- Claymation Dominos Pizza mascot The Noid was as bad as Wile E. Coyote at times, in commercials like this one, this one, and especially this one.
- There was an Erin Esurance commercial where burglars tried to break into Erin's house. Her cat dumps some stuff onto the burglars, causing the dynamite they had set up to blow up on them.
- In the Armen Film Animated Shorts Who Will Tell A Fable? the king's attempts to con his people out of their land by promising half his kingdom to someone who could tell a story he wouldn't believe, and taking all their possessions if they fail, ends up getting him tricked by the young boy into either giving him half the kingdom for a claimed debt, or not believing him and giving him half the kingdom.
- In Firing Range, the inventor is killed when his empathic tank senses fear in him, triggering its attack.

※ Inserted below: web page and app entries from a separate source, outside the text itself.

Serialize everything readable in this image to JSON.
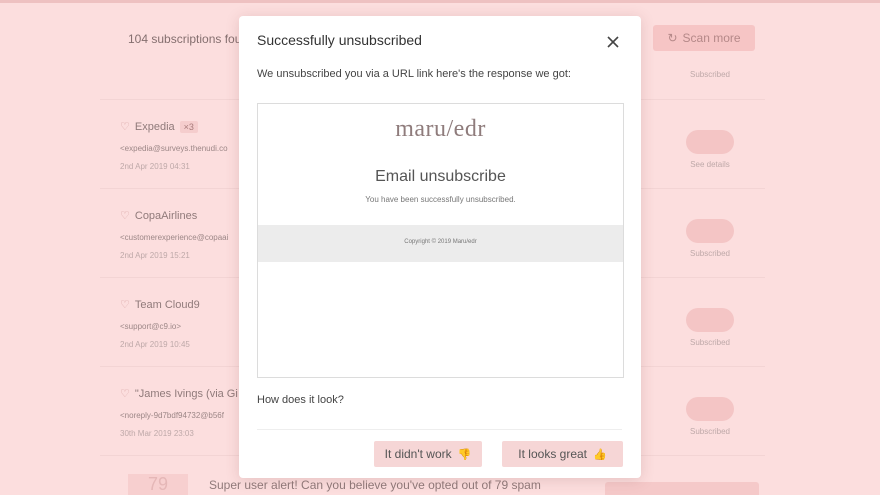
{
  "background": {
    "subscriptions_count": "104 subscriptions four",
    "scan_more_label": "Scan more",
    "rows": [
      {
        "name": "",
        "badge": "",
        "email": "",
        "date": "",
        "status": "Subscribed"
      },
      {
        "name": "Expedia",
        "badge": "×3",
        "email": "<expedia@surveys.thenudi.co",
        "date": "2nd Apr 2019 04:31",
        "status": "See details"
      },
      {
        "name": "CopaAirlines",
        "badge": "",
        "email": "<customerexperience@copaai",
        "date": "2nd Apr 2019 15:21",
        "status": "Subscribed"
      },
      {
        "name": "Team Cloud9",
        "badge": "",
        "email": "<support@c9.io>",
        "date": "2nd Apr 2019 10:45",
        "status": "Subscribed"
      },
      {
        "name": "\"James Ivings (via Gi",
        "badge": "",
        "email": "<noreply-9d7bdf94732@b56f",
        "date": "30th Mar 2019 23:03",
        "status": "Subscribed"
      }
    ],
    "footer_number": "79",
    "footer_text": "Super user alert! Can you believe you've opted out of 79 spam"
  },
  "modal": {
    "title": "Successfully unsubscribed",
    "description": "We unsubscribed you via a URL link here's the response we got:",
    "response": {
      "brand": "maru/edr",
      "heading": "Email unsubscribe",
      "message": "You have been successfully unsubscribed.",
      "copyright": "Copyright © 2019 Maru/edr"
    },
    "question": "How does it look?",
    "no_label": "It didn't work",
    "yes_label": "It looks great"
  }
}
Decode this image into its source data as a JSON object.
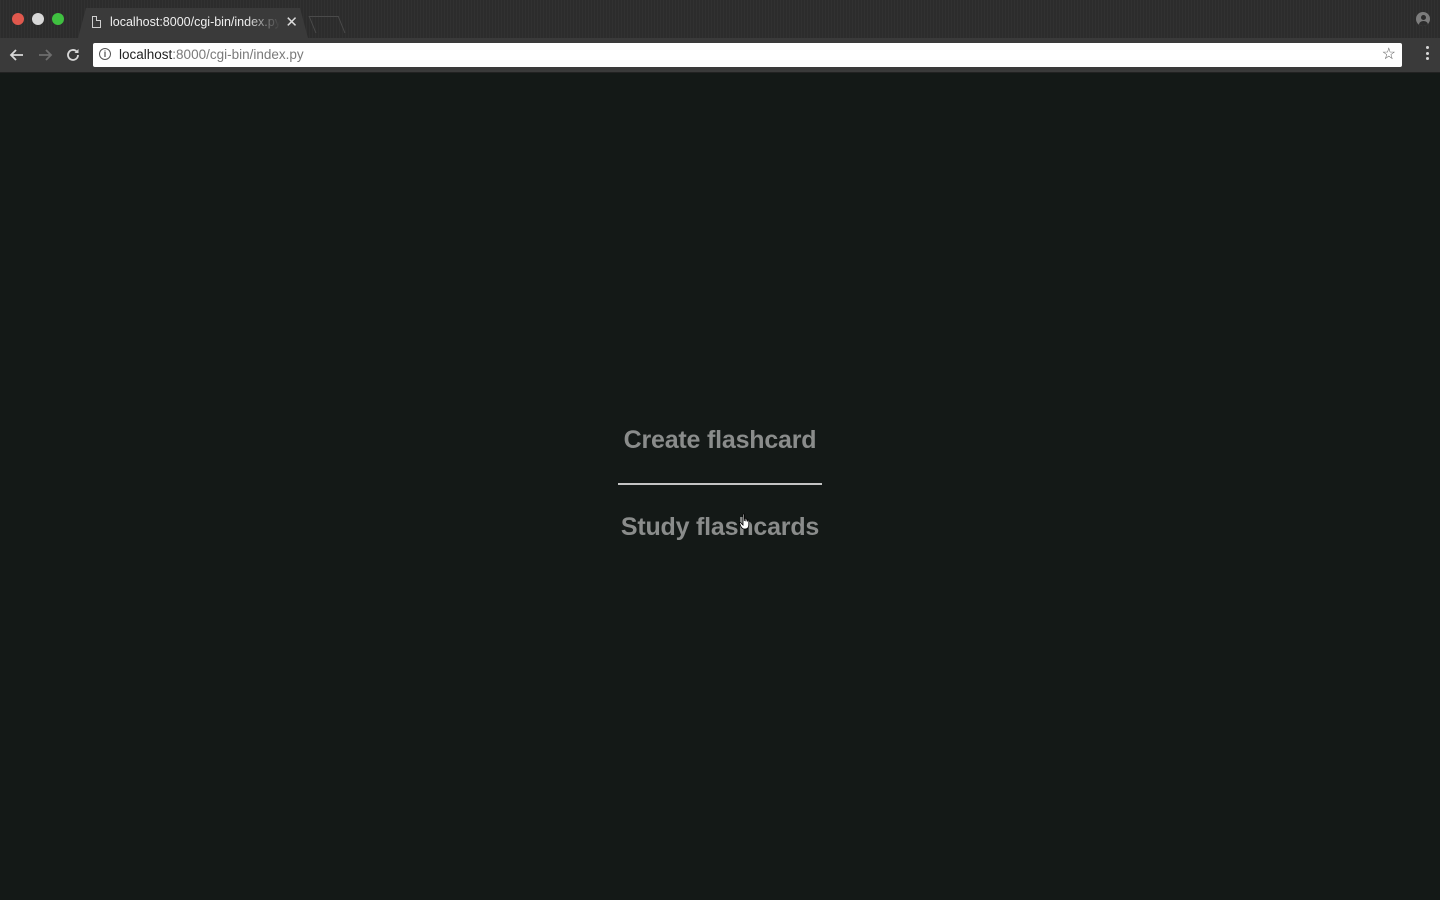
{
  "browser": {
    "tab": {
      "title": "localhost:8000/cgi-bin/index.py",
      "close_glyph": "✕",
      "icon": "document-icon"
    },
    "nav": {
      "back_glyph": "🡐",
      "forward_glyph": "🡒",
      "reload_glyph": "↻"
    },
    "address_bar": {
      "host": "localhost",
      "rest": ":8000/cgi-bin/index.py",
      "info_glyph": "i",
      "bookmark_glyph": "☆"
    }
  },
  "page": {
    "background": "#141917",
    "text_color": "#8a8c8b",
    "menu": {
      "create_label": "Create flashcard",
      "study_label": "Study flashcards"
    }
  }
}
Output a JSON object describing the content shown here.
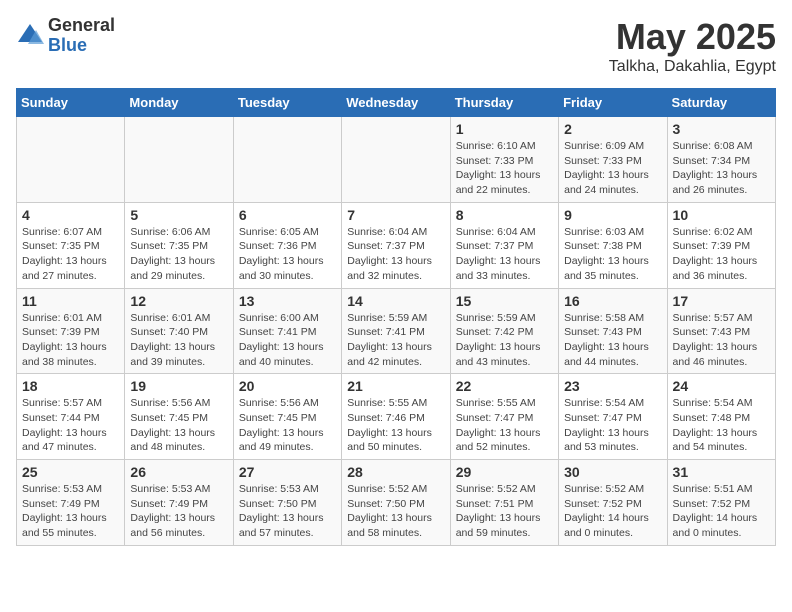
{
  "header": {
    "logo_general": "General",
    "logo_blue": "Blue",
    "month": "May 2025",
    "location": "Talkha, Dakahlia, Egypt"
  },
  "weekdays": [
    "Sunday",
    "Monday",
    "Tuesday",
    "Wednesday",
    "Thursday",
    "Friday",
    "Saturday"
  ],
  "weeks": [
    [
      {
        "day": "",
        "info": ""
      },
      {
        "day": "",
        "info": ""
      },
      {
        "day": "",
        "info": ""
      },
      {
        "day": "",
        "info": ""
      },
      {
        "day": "1",
        "info": "Sunrise: 6:10 AM\nSunset: 7:33 PM\nDaylight: 13 hours\nand 22 minutes."
      },
      {
        "day": "2",
        "info": "Sunrise: 6:09 AM\nSunset: 7:33 PM\nDaylight: 13 hours\nand 24 minutes."
      },
      {
        "day": "3",
        "info": "Sunrise: 6:08 AM\nSunset: 7:34 PM\nDaylight: 13 hours\nand 26 minutes."
      }
    ],
    [
      {
        "day": "4",
        "info": "Sunrise: 6:07 AM\nSunset: 7:35 PM\nDaylight: 13 hours\nand 27 minutes."
      },
      {
        "day": "5",
        "info": "Sunrise: 6:06 AM\nSunset: 7:35 PM\nDaylight: 13 hours\nand 29 minutes."
      },
      {
        "day": "6",
        "info": "Sunrise: 6:05 AM\nSunset: 7:36 PM\nDaylight: 13 hours\nand 30 minutes."
      },
      {
        "day": "7",
        "info": "Sunrise: 6:04 AM\nSunset: 7:37 PM\nDaylight: 13 hours\nand 32 minutes."
      },
      {
        "day": "8",
        "info": "Sunrise: 6:04 AM\nSunset: 7:37 PM\nDaylight: 13 hours\nand 33 minutes."
      },
      {
        "day": "9",
        "info": "Sunrise: 6:03 AM\nSunset: 7:38 PM\nDaylight: 13 hours\nand 35 minutes."
      },
      {
        "day": "10",
        "info": "Sunrise: 6:02 AM\nSunset: 7:39 PM\nDaylight: 13 hours\nand 36 minutes."
      }
    ],
    [
      {
        "day": "11",
        "info": "Sunrise: 6:01 AM\nSunset: 7:39 PM\nDaylight: 13 hours\nand 38 minutes."
      },
      {
        "day": "12",
        "info": "Sunrise: 6:01 AM\nSunset: 7:40 PM\nDaylight: 13 hours\nand 39 minutes."
      },
      {
        "day": "13",
        "info": "Sunrise: 6:00 AM\nSunset: 7:41 PM\nDaylight: 13 hours\nand 40 minutes."
      },
      {
        "day": "14",
        "info": "Sunrise: 5:59 AM\nSunset: 7:41 PM\nDaylight: 13 hours\nand 42 minutes."
      },
      {
        "day": "15",
        "info": "Sunrise: 5:59 AM\nSunset: 7:42 PM\nDaylight: 13 hours\nand 43 minutes."
      },
      {
        "day": "16",
        "info": "Sunrise: 5:58 AM\nSunset: 7:43 PM\nDaylight: 13 hours\nand 44 minutes."
      },
      {
        "day": "17",
        "info": "Sunrise: 5:57 AM\nSunset: 7:43 PM\nDaylight: 13 hours\nand 46 minutes."
      }
    ],
    [
      {
        "day": "18",
        "info": "Sunrise: 5:57 AM\nSunset: 7:44 PM\nDaylight: 13 hours\nand 47 minutes."
      },
      {
        "day": "19",
        "info": "Sunrise: 5:56 AM\nSunset: 7:45 PM\nDaylight: 13 hours\nand 48 minutes."
      },
      {
        "day": "20",
        "info": "Sunrise: 5:56 AM\nSunset: 7:45 PM\nDaylight: 13 hours\nand 49 minutes."
      },
      {
        "day": "21",
        "info": "Sunrise: 5:55 AM\nSunset: 7:46 PM\nDaylight: 13 hours\nand 50 minutes."
      },
      {
        "day": "22",
        "info": "Sunrise: 5:55 AM\nSunset: 7:47 PM\nDaylight: 13 hours\nand 52 minutes."
      },
      {
        "day": "23",
        "info": "Sunrise: 5:54 AM\nSunset: 7:47 PM\nDaylight: 13 hours\nand 53 minutes."
      },
      {
        "day": "24",
        "info": "Sunrise: 5:54 AM\nSunset: 7:48 PM\nDaylight: 13 hours\nand 54 minutes."
      }
    ],
    [
      {
        "day": "25",
        "info": "Sunrise: 5:53 AM\nSunset: 7:49 PM\nDaylight: 13 hours\nand 55 minutes."
      },
      {
        "day": "26",
        "info": "Sunrise: 5:53 AM\nSunset: 7:49 PM\nDaylight: 13 hours\nand 56 minutes."
      },
      {
        "day": "27",
        "info": "Sunrise: 5:53 AM\nSunset: 7:50 PM\nDaylight: 13 hours\nand 57 minutes."
      },
      {
        "day": "28",
        "info": "Sunrise: 5:52 AM\nSunset: 7:50 PM\nDaylight: 13 hours\nand 58 minutes."
      },
      {
        "day": "29",
        "info": "Sunrise: 5:52 AM\nSunset: 7:51 PM\nDaylight: 13 hours\nand 59 minutes."
      },
      {
        "day": "30",
        "info": "Sunrise: 5:52 AM\nSunset: 7:52 PM\nDaylight: 14 hours\nand 0 minutes."
      },
      {
        "day": "31",
        "info": "Sunrise: 5:51 AM\nSunset: 7:52 PM\nDaylight: 14 hours\nand 0 minutes."
      }
    ]
  ]
}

- In episode 3 of Nana Moon, Les sets up a monster plant to capture Keke and Amy. The two never pass by the plant, and when Les goes to check, she ends up wrapped up in vines instead. Grunt and Grumble kick the resulting vine ball around and into the sky, unaware that Les is trapped inside until they see Keke and Amy are still out and about.
- In Pleasant Goat and Big Big Wolf, Martial Wolf tells his pack to starve themselves so that they can become thin enough to enter Goat Village. They all starve to death.
- A common Vietnamese proverb: "Gậy ông đập lưng ông" (The man's stick hits the man).
- Invoked in Tales of the Arabian Nights, when the player hurls the evil genie's fireball (pinball) back at him.
- Occurs in Zen Studios' Spider-Man pinball, where defeating the Green Goblin requires hitting him with his own Pumpkin Pinball.
- At Universal Studios:
- King Ghidorah got hit with this twice over the course of Godzilla vs. Evangelion: The Real 4-D. First, using the very building he was levitating, the Children pilot their EVAs to use this against him, with Shinji ultimately stabbing Ghisorah in a wound Godzilla opened. Then, Ghidorah tried to kill Godzilla with his Gravity Beams, only to reenergize Godzilla and trigger a Beam-O-War that results in Ghidorah's death.
- Miseria in The Eighth Voyage of Sindbad when the titular hero uses her own Sultan's Heart weapon on her.
- In BIONICLE, the Bohrok-Kal are about to release their leaders, the Bahrag, with the Toa's own Nuva Symbols when the Toa use their abilities to cause the Nuva Stones to start feeding power to the Bohrok-Kal. At first the Bohrok-Kal are overjoyed at this, thinking they were going to be powerful enough to rule alongside the Bahrag but soon they realise the Nuva Symbols were giving them too much power and, inevitably, they lose control of their abilities and are destroyed by their own powers.